British health officials say the country's obesity epidemic has an easy fix: people should just eat less.
In a report released on Thursday, the department of health said most adults in the nation of 60 million people are eating about 10 percent more calories than necessary. To stop the bulging waistlines, officials said the country needs to collectively trim 5 billion calories from its daily diet.
But in a slightly confusing twist, the government also issued new calorie recommendations that are about 100 calories higher than the last figures in 1991. Men are now allowed to eat about 2,605 calories of food every day while for women, it's 2,079.
British officials say the new numbers are based on a better understanding of current activity levels and that an individual's ideal calorie count varies depending on factors like how much they exercise and their body mass index. Previous calorie recommendations underestimated the impact of physical activity, even though people are now more sedentary than two decades ago.
"This is not a license to eat more," said Alan Jackson, head of the scientific group that came up with the new recommendations.

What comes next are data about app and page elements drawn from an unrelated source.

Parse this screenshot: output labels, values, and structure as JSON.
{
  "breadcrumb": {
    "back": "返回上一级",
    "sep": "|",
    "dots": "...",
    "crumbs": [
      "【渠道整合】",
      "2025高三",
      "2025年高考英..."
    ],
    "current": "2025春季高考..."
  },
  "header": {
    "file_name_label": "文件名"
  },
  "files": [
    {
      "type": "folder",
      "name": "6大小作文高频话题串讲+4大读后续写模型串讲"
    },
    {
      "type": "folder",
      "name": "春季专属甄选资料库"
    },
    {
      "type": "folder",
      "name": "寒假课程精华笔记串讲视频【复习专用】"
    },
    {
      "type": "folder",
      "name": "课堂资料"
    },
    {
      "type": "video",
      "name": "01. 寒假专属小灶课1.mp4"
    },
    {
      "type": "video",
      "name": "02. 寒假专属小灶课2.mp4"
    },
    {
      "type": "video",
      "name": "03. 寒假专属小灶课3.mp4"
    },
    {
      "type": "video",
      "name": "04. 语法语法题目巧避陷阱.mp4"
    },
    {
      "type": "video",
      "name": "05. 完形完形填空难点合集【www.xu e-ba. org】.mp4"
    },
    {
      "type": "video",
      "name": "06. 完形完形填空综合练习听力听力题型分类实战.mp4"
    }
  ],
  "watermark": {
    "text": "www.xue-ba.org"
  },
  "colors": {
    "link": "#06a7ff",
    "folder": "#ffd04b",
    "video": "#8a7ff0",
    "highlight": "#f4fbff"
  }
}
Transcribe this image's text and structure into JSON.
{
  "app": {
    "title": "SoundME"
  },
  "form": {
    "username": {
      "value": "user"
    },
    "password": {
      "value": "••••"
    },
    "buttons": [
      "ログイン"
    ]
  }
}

Susan B. Roberts, a professor at the Friedman School of Nutrition at Tufts University, said the new calorie advice seemed reasonable. "The old numbers were simply bad numbers because methodology was too basic in the old days," she said. "If you are telling somebody to eat 10 percent less, that is 10 percent less than they personally ate before,'"' she said.
The U.K. has one of Europe's fattest populations: more than 60 percent of adults and one third of children aged 10-11 are overweight or obese, roughly similar to U.S. statistics. The new report aims to change diet and exercise habits enough so that the number of heavy Britons begins to fall by 2020.
Britain's chief medical officer, Sally Davies, said people need to be more honest with themselves about just how much food they're eating every day. "We are still too heavy as a nation," she said at a press conference.
Obesity raises the risk of health problems including heart disease, diabetes, and cancer. Experts said treating fat patients costs the national health service 5.1 billion pounds (US$8 billion) every year.
Health Minister Andrew Lansley said Britain will continue working with the food and beverage industry in a deal to reduce the amount of salt and fat from their products and to post calorie content where possible.
The deal was previously slammed by health charities and leading medical organizations who argued the food and drink industry were dictating government policies. Lansley said the government would consider a 'fat tax,' but would prefer a voluntary approach.
Jane Ogden, an obesity expert at the University of Surrey, was doubtful whether the government's new strategy would succeed and called for more proactive measures to limit bad food options. "It doesn't work to tell people to eat less," she said. "At the end of the day, people don't make good choices."